Some final comments on chapter 16. Paul commended and greeted 27 Roman Christians, ten of whom were women. Cenchrea was located eight miles from Corinth and functioned as it’s port. Paul could have been writing his letter from there on a winter-long stop near the end of his third missionary journey. Phoebe appears to have been a wealthy patron who used her wealth and influence to help people and causes. Priscilla and Aquila were Paul’s good friends. They became his co-workers for an extended time in Corinth and Ephesus. These two had a house church that met in their home in Rome. The two who were in prison with Paul, Andronicus and Junia, had been Christians longer than Paul. No one knows where or when they were in prison together. Amplias, Urbanus, and Stachys were common slave names and Aristobulus was probably the same man as the brother of Herod Agrippa I. He was a member of the Roman aristocracy.

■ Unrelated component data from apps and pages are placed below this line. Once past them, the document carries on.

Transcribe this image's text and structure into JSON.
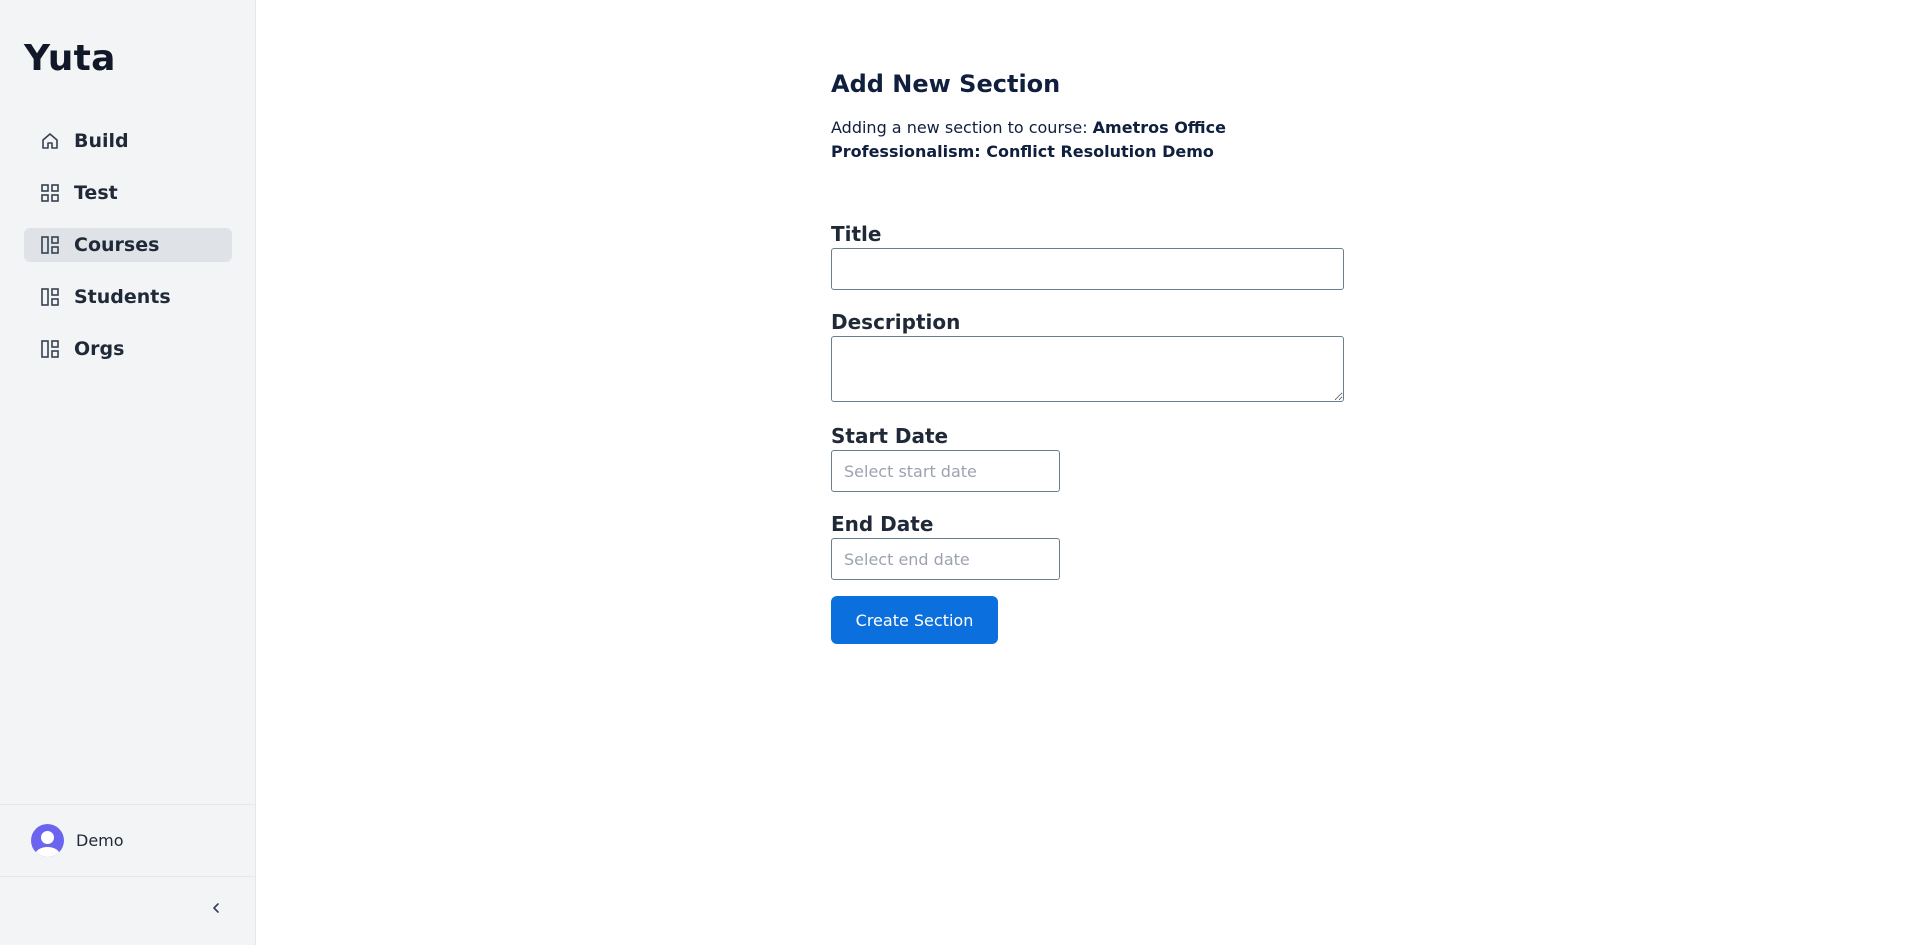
{
  "sidebar": {
    "brand": "Yuta",
    "items": [
      {
        "label": "Build",
        "icon": "home-icon"
      },
      {
        "label": "Test",
        "icon": "grid-icon"
      },
      {
        "label": "Courses",
        "icon": "layout-icon",
        "active": true
      },
      {
        "label": "Students",
        "icon": "layout-icon"
      },
      {
        "label": "Orgs",
        "icon": "layout-icon"
      }
    ],
    "user": {
      "name": "Demo",
      "avatar_color": "#6b64f0"
    }
  },
  "form": {
    "title": "Add New Section",
    "subtitle_prefix": "Adding a new section to course: ",
    "course_name": "Ametros Office Professionalism: Conflict Resolution Demo",
    "fields": {
      "title": {
        "label": "Title",
        "value": ""
      },
      "description": {
        "label": "Description",
        "value": ""
      },
      "start_date": {
        "label": "Start Date",
        "placeholder": "Select start date",
        "value": ""
      },
      "end_date": {
        "label": "End Date",
        "placeholder": "Select end date",
        "value": ""
      }
    },
    "submit_label": "Create Section"
  },
  "colors": {
    "accent": "#0b6fdd",
    "sidebar_bg": "#f3f4f6",
    "active_item_bg": "#dfe3e7"
  }
}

Tryphena and Tryphosa are generally considered sisters and Rufus could well be the one mentioned as the son of Simon of Cyrene who carried Jesus’ cross. There was one more warning, this one against false teachers. These people usually caused division . Sometimes they came from without the church and sometimes from within. In verse 20 Paul alludes to the curse that God pronounced upon the serpent after he had deceived Adam and Eve in the garden of Eden. Christ , the offspring of Eve, will crush the evil one under the feet of the church. Timothy was one of Paul’s closest ministry associates. Tertius was the scribe who wrote the letter as Paul dictated. Most ancient letter writers employed such a scribe.
The doxology makes a very appropriate conclusion to this letter with Paul touching on many of the same themes he presented at the beginning of the letter. At the beginning Paul expressed a desire to visit to the church in Rome so he could impart some spiritual gift to them so they would be established. Now he praises God who is able to do it. God used the gospel, which is the preaching of Jesus Christ, to establish the Roman believers. The mystery Paul spoke of is that the church will consist of both Jews and a Gentiles, united in one body of Jesus Christ.
In His Grip
Pastor Matt W